Task requirements
Every line below that has "苏超联赛" in it should be copied.

Element data from apps and pages
= = =
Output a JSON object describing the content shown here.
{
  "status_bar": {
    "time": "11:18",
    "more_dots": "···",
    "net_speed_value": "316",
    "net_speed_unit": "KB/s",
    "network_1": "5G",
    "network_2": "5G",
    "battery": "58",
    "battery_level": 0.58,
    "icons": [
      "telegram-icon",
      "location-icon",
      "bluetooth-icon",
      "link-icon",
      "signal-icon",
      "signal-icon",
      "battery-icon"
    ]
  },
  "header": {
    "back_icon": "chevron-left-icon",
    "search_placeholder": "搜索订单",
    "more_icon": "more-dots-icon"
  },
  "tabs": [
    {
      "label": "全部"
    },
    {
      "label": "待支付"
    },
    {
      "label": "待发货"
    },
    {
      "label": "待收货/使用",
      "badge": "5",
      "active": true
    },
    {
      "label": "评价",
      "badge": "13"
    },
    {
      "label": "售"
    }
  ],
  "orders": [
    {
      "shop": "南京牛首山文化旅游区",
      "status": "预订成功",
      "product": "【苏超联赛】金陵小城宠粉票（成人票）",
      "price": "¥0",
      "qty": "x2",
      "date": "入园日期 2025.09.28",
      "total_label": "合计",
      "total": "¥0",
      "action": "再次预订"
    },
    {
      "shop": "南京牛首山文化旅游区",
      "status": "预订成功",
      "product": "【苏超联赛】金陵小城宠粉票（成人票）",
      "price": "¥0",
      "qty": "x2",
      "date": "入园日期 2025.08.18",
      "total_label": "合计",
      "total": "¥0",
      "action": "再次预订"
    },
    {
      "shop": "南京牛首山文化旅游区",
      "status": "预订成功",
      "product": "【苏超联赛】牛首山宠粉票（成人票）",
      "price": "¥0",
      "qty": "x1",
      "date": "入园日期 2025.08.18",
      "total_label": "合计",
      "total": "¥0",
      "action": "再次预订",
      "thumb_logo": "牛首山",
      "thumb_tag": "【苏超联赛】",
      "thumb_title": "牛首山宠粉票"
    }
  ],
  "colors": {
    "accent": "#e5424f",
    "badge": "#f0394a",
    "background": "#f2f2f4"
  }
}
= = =
Solution below
      "product": "【苏超联赛】金陵小城宠粉票（成人票）",
      "product": "【苏超联赛】金陵小城宠粉票（成人票）",
      "product": "【苏超联赛】牛首山宠粉票（成人票）",
      "thumb_tag": "【苏超联赛】",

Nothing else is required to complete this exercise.